It is Yom Kippur. I am not fasting (health reasons) and I have to work (there’s nobody to take my shift for me), but I am very much aware of what day it is, what the High Holy Days are, and what it means both to my greater community, and to myself, personally.
In the Jewish tradition, confessing to a sin and repenting does not immediately anoint you with forgiveness. Words are not enough, be they between you and another person, or you and your understanding of God. It is the point of where you recognize and acknowledge that you did wrong, and begin the effort to carry that wrong no further. But it is future actions that earn forgiveness, not merely mouthing the word of repentance.
If I have wronged you unwittingly, if I have harmed you, if I have done damage to you, I apologize. I ask your forgiveness knowing that you are under no obligation to give it. I vow, in this new year, to mind my words, with full knowledge that they can harm as well as heal. I vow, in this new year, to mind my thoughts, with full knowledge that they can damage as well as repair. I vow, in this new year, to make my actions speak my heart: to be gentle with those who are in pain, to be compassionate to those in need, and a guide to those who are lost; to strive to be the better human we have been commanded to be.
There is a divine spark that lights this Universe.Â I will strive to carry that within me, to share it to those who see only darkness, to deny those who would douse it with cruelty, hate, or spite.
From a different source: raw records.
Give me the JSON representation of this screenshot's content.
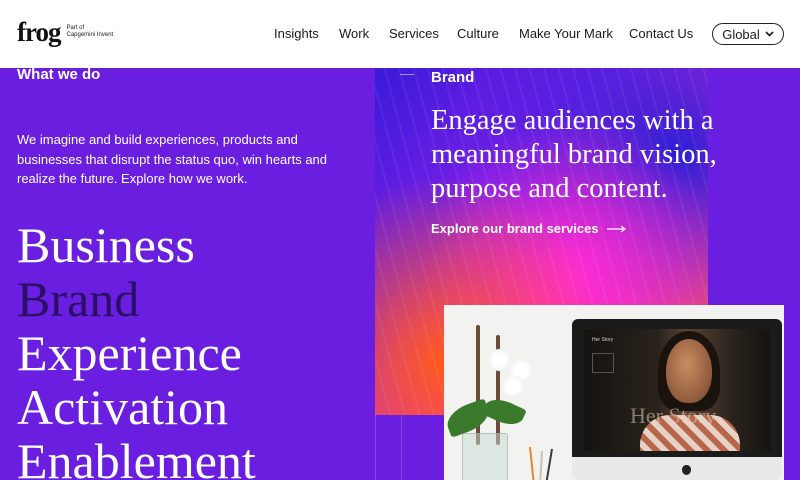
{
  "header": {
    "logo": {
      "word": "frog",
      "sub_line1": "Part of",
      "sub_line2": "Capgemini Invent"
    },
    "nav": [
      "Insights",
      "Work",
      "Services",
      "Culture",
      "Make Your Mark",
      "Contact Us"
    ],
    "region_button": "Global"
  },
  "left": {
    "heading": "What we do",
    "intro": "We imagine and build experiences, products and businesses that disrupt the status quo, win hearts and realize the future. Explore how we work.",
    "services": [
      "Business",
      "Brand",
      "Experience",
      "Activation",
      "Enablement"
    ],
    "active_service": "Brand"
  },
  "card": {
    "label": "Brand",
    "headline": "Engage audiences with a meaningful brand vision, purpose and content.",
    "link": "Explore our brand services"
  },
  "photo": {
    "screen_title": "Her Story",
    "screen_overlay": "Her Story"
  },
  "colors": {
    "background": "#6a1fe0",
    "active_service": "#2a0f66",
    "header": "#ffffff"
  },
  "icons": [
    "chevron-down-icon",
    "arrow-right-icon",
    "apple-logo-icon"
  ]
}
May we all be inscribed and sealed for the new year ahead.Â And for those of the tribe who are observing, may you have a meaningful fast.